> PROBLEM STATEMENT: Set down all of the entries word for word, omitting the images they contain.

> DATA FOR ANALYSIS:
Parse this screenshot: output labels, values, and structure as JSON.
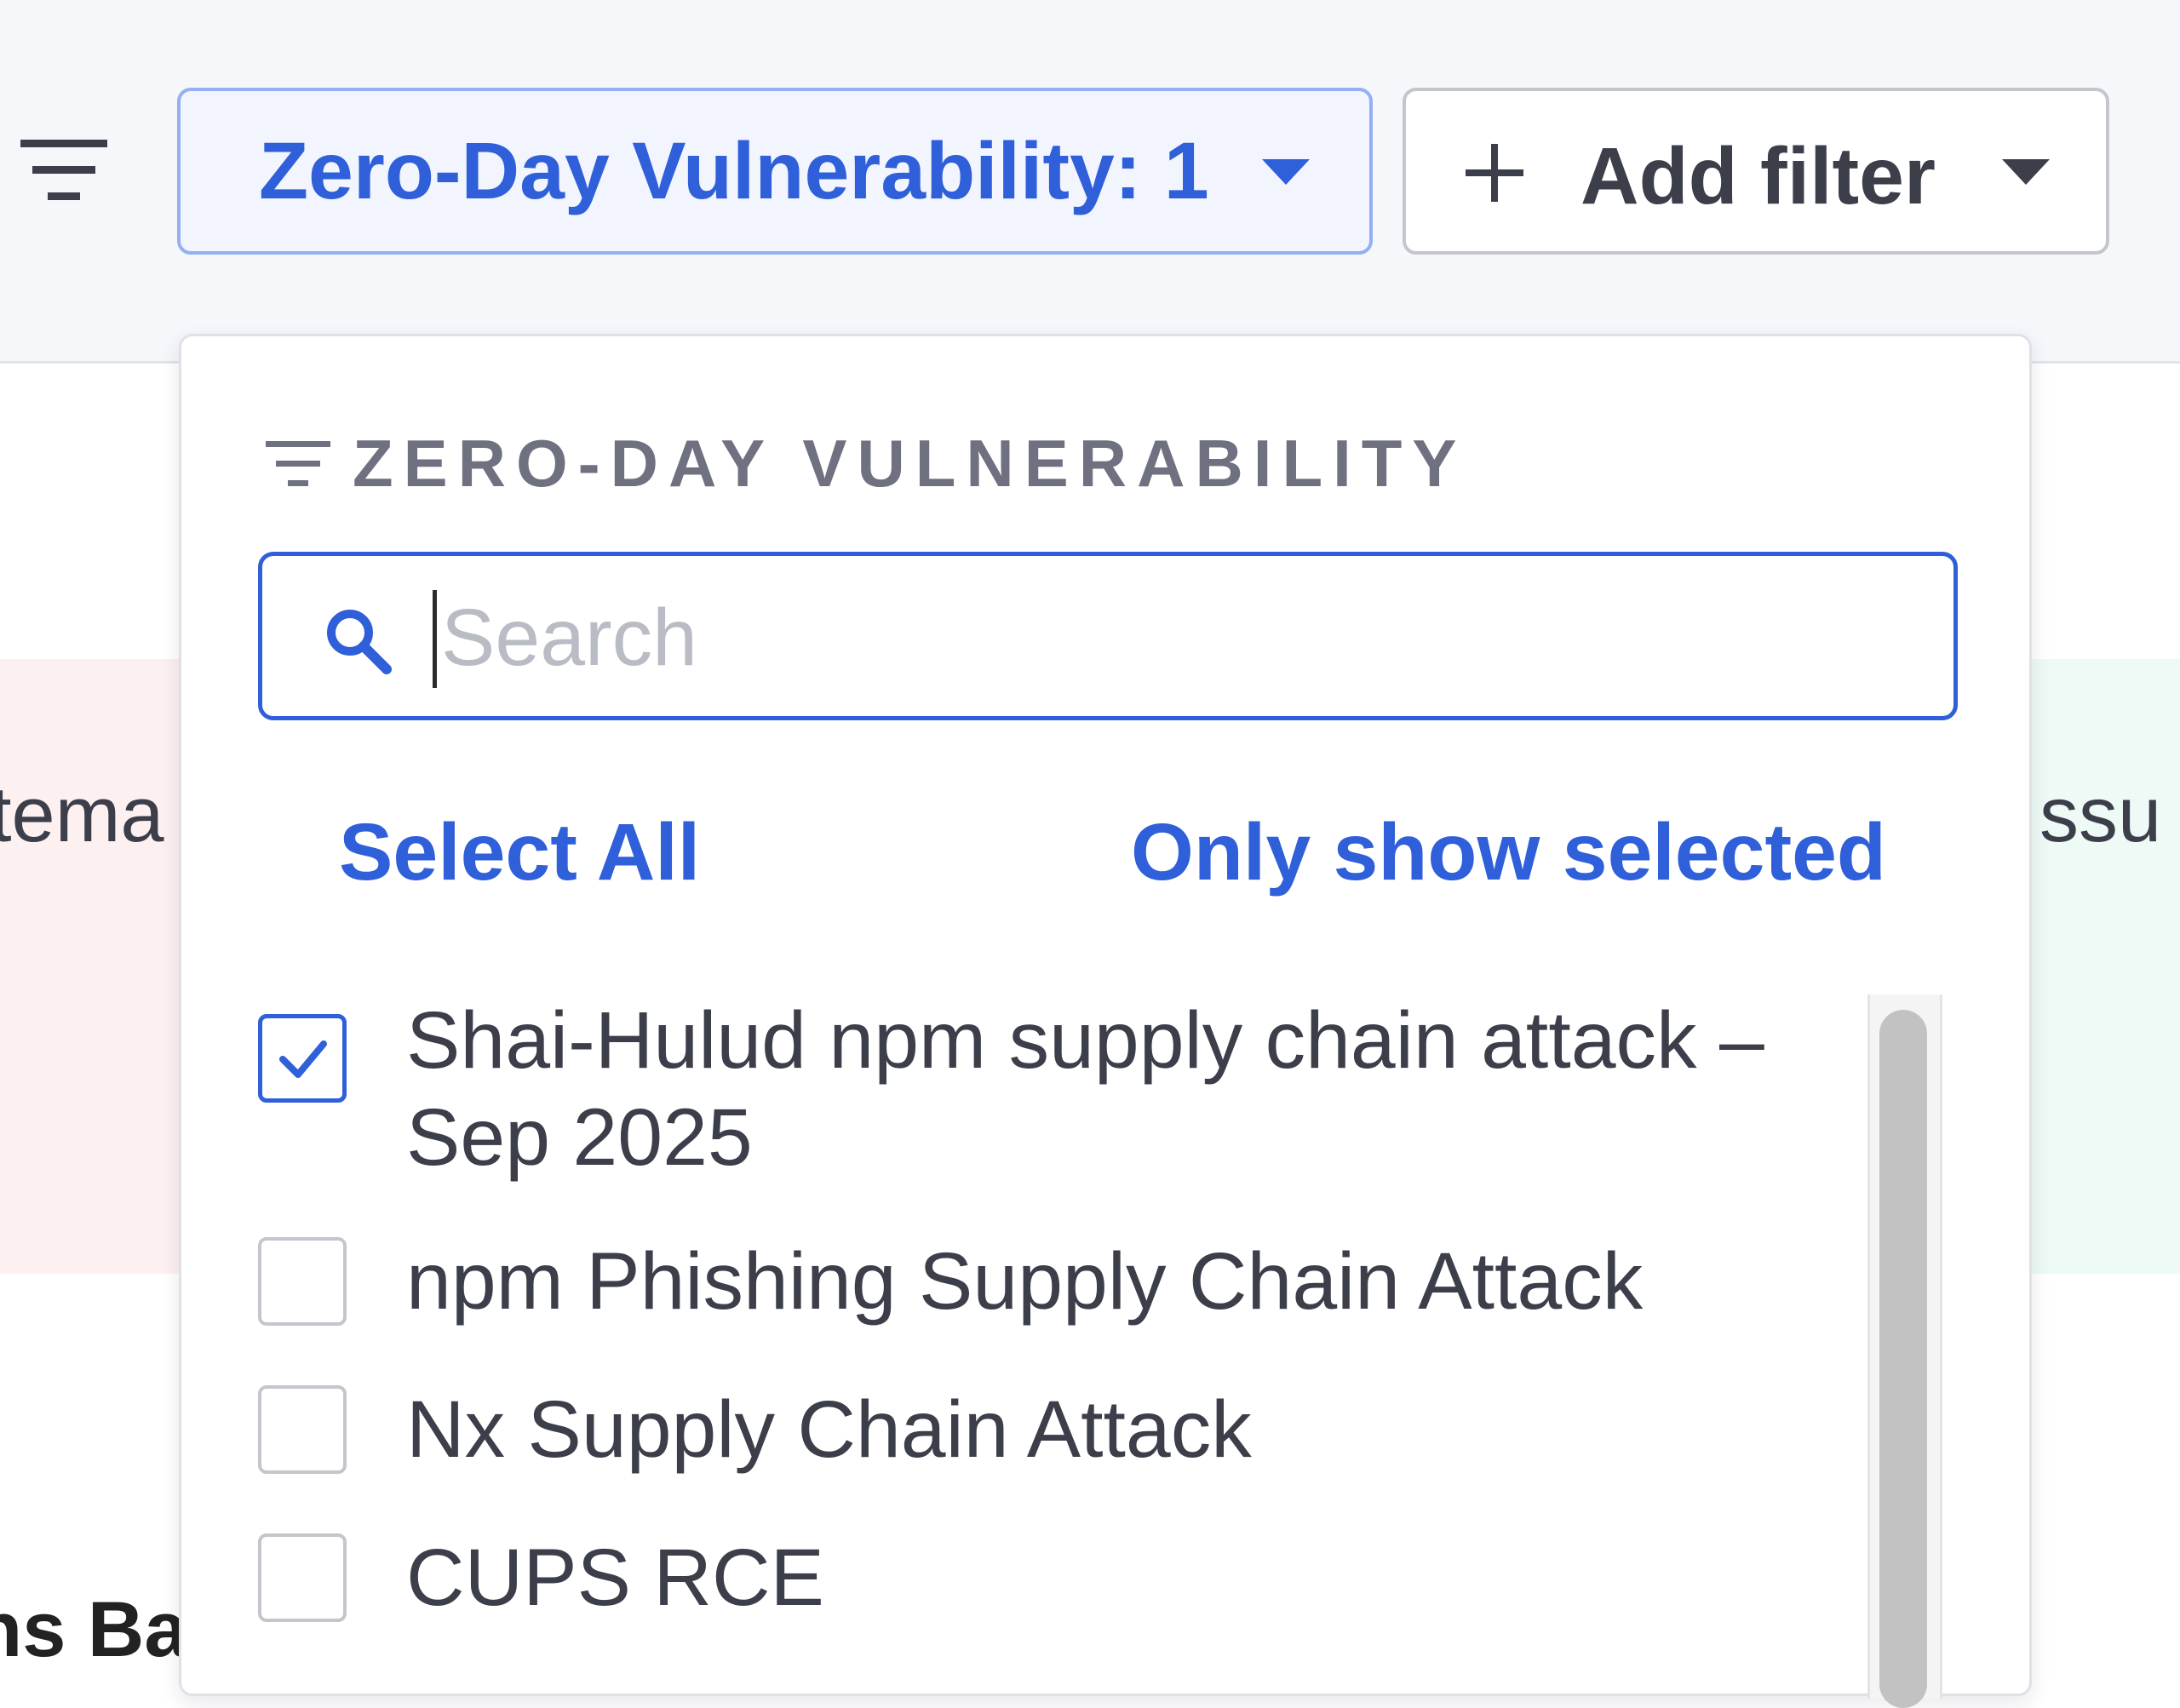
{
  "toolbar": {
    "active_filter_label": "Zero-Day Vulnerability: 1",
    "add_filter_label": "Add filter"
  },
  "background": {
    "left_fragment": "tema",
    "right_fragment": "ssu",
    "bottom_fragment": "ns Ba"
  },
  "dropdown": {
    "title": "ZERO-DAY VULNERABILITY",
    "search": {
      "placeholder": "Search",
      "value": ""
    },
    "select_all_label": "Select All",
    "only_show_selected_label": "Only show selected",
    "options": [
      {
        "label": "Shai-Hulud npm supply chain attack – Sep 2025",
        "checked": true
      },
      {
        "label": "npm Phishing Supply Chain Attack",
        "checked": false
      },
      {
        "label": "Nx Supply Chain Attack",
        "checked": false
      },
      {
        "label": "CUPS RCE",
        "checked": false
      }
    ]
  },
  "colors": {
    "accent": "#2f5fd9",
    "chip_active_bg": "#f2f5fe",
    "toolbar_bg": "#f6f7fb",
    "muted_text": "#6f7080"
  },
  "icons": [
    "filter-lines-icon",
    "chevron-down-icon",
    "plus-icon",
    "search-icon",
    "checkmark-icon"
  ]
}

> FINAL ANSWER:
Parse this screenshot: output labels, values, and structure as JSON.
{
  "toolbar": {
    "active_filter_label": "Zero-Day Vulnerability: 1",
    "add_filter_label": "Add filter"
  },
  "background": {
    "left_fragment": "tema",
    "right_fragment": "ssu",
    "bottom_fragment": "ns Ba"
  },
  "dropdown": {
    "title": "ZERO-DAY VULNERABILITY",
    "search": {
      "placeholder": "Search",
      "value": ""
    },
    "select_all_label": "Select All",
    "only_show_selected_label": "Only show selected",
    "options": [
      {
        "label": "Shai-Hulud npm supply chain attack – Sep 2025",
        "checked": true
      },
      {
        "label": "npm Phishing Supply Chain Attack",
        "checked": false
      },
      {
        "label": "Nx Supply Chain Attack",
        "checked": false
      },
      {
        "label": "CUPS RCE",
        "checked": false
      }
    ]
  },
  "colors": {
    "accent": "#2f5fd9",
    "chip_active_bg": "#f2f5fe",
    "toolbar_bg": "#f6f7fb",
    "muted_text": "#6f7080"
  },
  "icons": [
    "filter-lines-icon",
    "chevron-down-icon",
    "plus-icon",
    "search-icon",
    "checkmark-icon"
  ]
}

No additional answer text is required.